● PROBLEM STATEMENT
Where the records hold the string "your", show the whole line it sits on.

● EXTRACTED ENTRIES
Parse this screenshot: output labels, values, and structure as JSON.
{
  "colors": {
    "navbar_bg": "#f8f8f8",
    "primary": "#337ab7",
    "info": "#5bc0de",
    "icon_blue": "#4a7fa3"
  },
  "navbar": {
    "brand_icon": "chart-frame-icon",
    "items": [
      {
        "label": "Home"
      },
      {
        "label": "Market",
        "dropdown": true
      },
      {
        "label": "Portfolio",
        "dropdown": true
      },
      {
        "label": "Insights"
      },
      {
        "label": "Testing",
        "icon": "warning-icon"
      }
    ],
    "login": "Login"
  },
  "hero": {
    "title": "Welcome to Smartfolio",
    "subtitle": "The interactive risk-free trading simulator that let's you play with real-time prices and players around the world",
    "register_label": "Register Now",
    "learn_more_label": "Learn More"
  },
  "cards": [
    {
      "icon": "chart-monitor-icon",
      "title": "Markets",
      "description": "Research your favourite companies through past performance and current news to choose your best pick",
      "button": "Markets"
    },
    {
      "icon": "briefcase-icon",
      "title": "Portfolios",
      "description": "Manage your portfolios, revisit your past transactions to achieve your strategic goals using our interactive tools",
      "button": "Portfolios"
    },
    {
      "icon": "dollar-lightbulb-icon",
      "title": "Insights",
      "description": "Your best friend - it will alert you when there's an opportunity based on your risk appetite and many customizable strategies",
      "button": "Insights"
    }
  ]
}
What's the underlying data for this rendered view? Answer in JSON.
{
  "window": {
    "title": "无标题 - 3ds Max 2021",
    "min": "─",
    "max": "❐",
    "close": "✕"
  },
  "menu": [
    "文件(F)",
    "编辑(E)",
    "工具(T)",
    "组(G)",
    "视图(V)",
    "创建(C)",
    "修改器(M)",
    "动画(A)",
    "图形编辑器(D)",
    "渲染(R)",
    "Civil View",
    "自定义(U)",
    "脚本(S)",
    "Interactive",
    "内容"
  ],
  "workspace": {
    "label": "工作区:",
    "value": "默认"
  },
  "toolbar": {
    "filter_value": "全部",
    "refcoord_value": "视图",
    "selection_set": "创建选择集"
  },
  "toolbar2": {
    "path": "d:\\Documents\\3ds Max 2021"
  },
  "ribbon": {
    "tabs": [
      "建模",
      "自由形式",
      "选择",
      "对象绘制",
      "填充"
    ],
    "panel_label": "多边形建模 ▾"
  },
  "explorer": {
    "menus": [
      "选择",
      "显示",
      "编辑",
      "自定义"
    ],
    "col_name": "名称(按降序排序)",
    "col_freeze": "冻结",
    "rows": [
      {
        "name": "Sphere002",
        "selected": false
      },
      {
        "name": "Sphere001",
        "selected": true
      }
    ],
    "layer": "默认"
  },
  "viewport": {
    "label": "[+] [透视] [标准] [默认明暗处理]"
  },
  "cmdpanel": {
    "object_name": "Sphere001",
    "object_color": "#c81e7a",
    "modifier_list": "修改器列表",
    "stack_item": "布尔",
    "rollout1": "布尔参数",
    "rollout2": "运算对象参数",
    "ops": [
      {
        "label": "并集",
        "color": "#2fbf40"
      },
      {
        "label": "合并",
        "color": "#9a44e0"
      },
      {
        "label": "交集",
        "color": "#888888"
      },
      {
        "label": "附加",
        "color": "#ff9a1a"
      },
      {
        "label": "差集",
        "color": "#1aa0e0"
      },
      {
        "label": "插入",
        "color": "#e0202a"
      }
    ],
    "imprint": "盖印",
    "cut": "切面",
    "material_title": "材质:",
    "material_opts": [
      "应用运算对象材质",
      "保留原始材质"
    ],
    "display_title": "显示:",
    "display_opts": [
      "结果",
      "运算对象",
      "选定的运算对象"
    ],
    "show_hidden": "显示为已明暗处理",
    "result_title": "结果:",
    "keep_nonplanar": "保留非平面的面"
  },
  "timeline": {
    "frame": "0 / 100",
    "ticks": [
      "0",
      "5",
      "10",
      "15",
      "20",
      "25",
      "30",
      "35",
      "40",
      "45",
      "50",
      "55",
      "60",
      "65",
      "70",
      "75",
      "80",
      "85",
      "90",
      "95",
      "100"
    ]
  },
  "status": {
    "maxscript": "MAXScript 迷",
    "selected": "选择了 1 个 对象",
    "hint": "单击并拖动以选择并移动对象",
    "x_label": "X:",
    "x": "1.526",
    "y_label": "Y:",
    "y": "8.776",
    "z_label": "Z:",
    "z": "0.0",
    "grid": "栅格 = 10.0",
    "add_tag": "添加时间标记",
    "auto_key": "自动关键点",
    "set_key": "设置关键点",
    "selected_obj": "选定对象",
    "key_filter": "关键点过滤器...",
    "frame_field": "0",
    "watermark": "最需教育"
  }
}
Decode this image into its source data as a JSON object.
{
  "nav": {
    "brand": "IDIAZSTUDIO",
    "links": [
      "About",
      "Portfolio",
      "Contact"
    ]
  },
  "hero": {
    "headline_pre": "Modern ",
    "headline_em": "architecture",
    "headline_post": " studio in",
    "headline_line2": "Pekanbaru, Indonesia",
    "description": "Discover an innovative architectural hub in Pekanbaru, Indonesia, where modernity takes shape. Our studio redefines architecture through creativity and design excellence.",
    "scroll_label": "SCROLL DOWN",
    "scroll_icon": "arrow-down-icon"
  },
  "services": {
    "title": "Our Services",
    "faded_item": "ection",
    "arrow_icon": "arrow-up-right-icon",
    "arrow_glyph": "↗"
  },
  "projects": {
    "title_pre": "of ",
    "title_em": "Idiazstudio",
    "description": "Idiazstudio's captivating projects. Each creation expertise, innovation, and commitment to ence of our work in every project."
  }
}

● RESPONSE BOX
      "description": "Research your favourite companies through past performance and current news to choose your best pick",
      "description": "Manage your portfolios, revisit your past transactions to achieve your strategic goals using our interactive tools",
      "description": "Your best friend - it will alert you when there's an opportunity based on your risk appetite and many customizable strategies",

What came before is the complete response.